'King Kong' first arrived on HD DVD in a 2.40:1 widescreen 1080p/VC-1 transfer, which featured the film's 187-minute version only. It was a highly-anticipated release, and as I noted in my original review, a five-star, reference-quality high-def presentation. The film now arrives on Blu-ray over two years later, and nothing much has changed. We now get the option of either the 187 or 200-minute versions (accessible via seamless branching and spread across a BD-50 dual-layer disc), and the source is the same. The additional footage is seamlessly integrated, making watching either cut a pleasure.
My personal feelings about the CGI notwithstanding, 'King Kong' is a visually sumptuous film. The production design, costumes and physical locations are simply some of the finest Hollywood has produced in recent memory (I guess when you have a $200 million production budget you can afford the best). I remain tremendously impressed by the cinematography by Andrew Lesnie. He gives the film a supple, rich and textured look that is both pristine yet realistic, modern and timeless. The film's luscious color scheme comes through wonderfully on high-def. Hues are perfectly saturated and fleshtones dead-on. There is a slight softness to the image that is consistent with Lesnie and Peter Jackson's use of filters and diffused lighting, but it does not affect this transfer's wonderful sense of depth and three-dimensionality. Sure, it is a cliche, but there are moments during 'King Kong' that are picture perfect, where your home theater screen becomes a window.

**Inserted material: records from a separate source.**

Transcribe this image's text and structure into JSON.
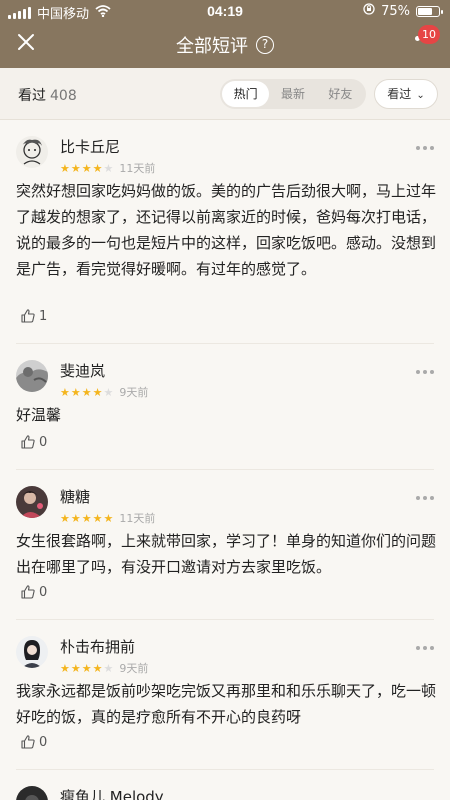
{
  "status": {
    "carrier": "中国移动",
    "time": "04:19",
    "battery": "75%",
    "battery_level": 0.75
  },
  "nav": {
    "title": "全部短评",
    "help": "?",
    "badge": "10"
  },
  "subheader": {
    "label": "看过",
    "count": "408",
    "tabs": [
      "热门",
      "最新",
      "好友"
    ],
    "active_tab": "热门",
    "sort_label": "看过"
  },
  "reviews": [
    {
      "name": "比卡丘尼",
      "rating": 4,
      "time": "11天前",
      "text": "突然好想回家吃妈妈做的饭。美的的广告后劲很大啊，马上过年了越发的想家了，还记得以前离家近的时候，爸妈每次打电话，说的最多的一句也是短片中的这样，回家吃饭吧。感动。没想到是广告，看完觉得好暖啊。有过年的感觉了。",
      "likes": "1"
    },
    {
      "name": "斐迪岚",
      "rating": 4,
      "time": "9天前",
      "text": "好温馨",
      "likes": "0"
    },
    {
      "name": "糖糖",
      "rating": 5,
      "time": "11天前",
      "text": "女生很套路啊，上来就带回家，学习了！单身的知道你们的问题出在哪里了吗，有没开口邀请对方去家里吃饭。",
      "likes": "0"
    },
    {
      "name": "朴击布拥前",
      "rating": 4,
      "time": "9天前",
      "text": "我家永远都是饭前吵架吃完饭又再那里和和乐乐聊天了，吃一顿好吃的饭，真的是疗愈所有不开心的良药呀",
      "likes": "0"
    },
    {
      "name": "瘦鱼儿 Melody"
    }
  ]
}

Given the film's extensive computer-generated imagery, some may find fault with the effects-heavy scenes that sometimes look a bit flatter and less sharp. In particular, the heavy motion blur applied to Kong and his various nemeses -- such as the dinosaurs -- does give those scenes a more muted and fuzzy look. But that's the way it goes with today's heavily-processed visual effects extravaganzas, and even the "worst" shots of 'Kong' still hold up with the best I've seen on Blu-ray. 'King Kong' didn't disappoint the first time around on HD DVD, and it doesn't disappoint now.The Audio: Rating the Sound
Universal has greatly improved 'King Kong's audio on Blu-ray, giving us a DTS-HD Lossless Master Audio 5.1 Surround track (48kHz/24-bit) versus the Dolby Digital-Plus track on the HD DVD. The improvement is clear, and 'King Kong' roars even louder.
The majority of 'King Kong' sounds demo-worthy. The many bombastic fight scenes and Kong rampages are sonic nirvana. The Kong vs. Dinos scene remains my highlight, as is the extended climax on top of the Empire State Building. The 360-degree soundfield that is created is simply flawless and incredibly immersive as the bi-planes whiz around Kong's head. It's clear the sound designers outdid themselves in having fun with the mix -- transparency, pans and the sense of detail and realism to the discrete effects is second-to-none ('King Kong' didn't win the Oscar for Best Sound for nothing). Dynamics are also incredibly powerful, with low bass some of the best I've heard in recent months.
'King Kong' can be subtle, too. The sense of atmosphere is first-rate. The early scenes with Jack Black and company near the jungle island are alive with ambience and intricate sound effects. And when the crew is first surrounded by the island savages, the wall of sound that envelopes is quite effective. Dialogue is perfectly balanced in the mix. I never once had to adjust my volume control, which is a true rarity for a film like 'King Kong.' I didn't love the film, but I loved this soundtrack.http://bluray.highdefdigest.com/1943/kingkong2005.html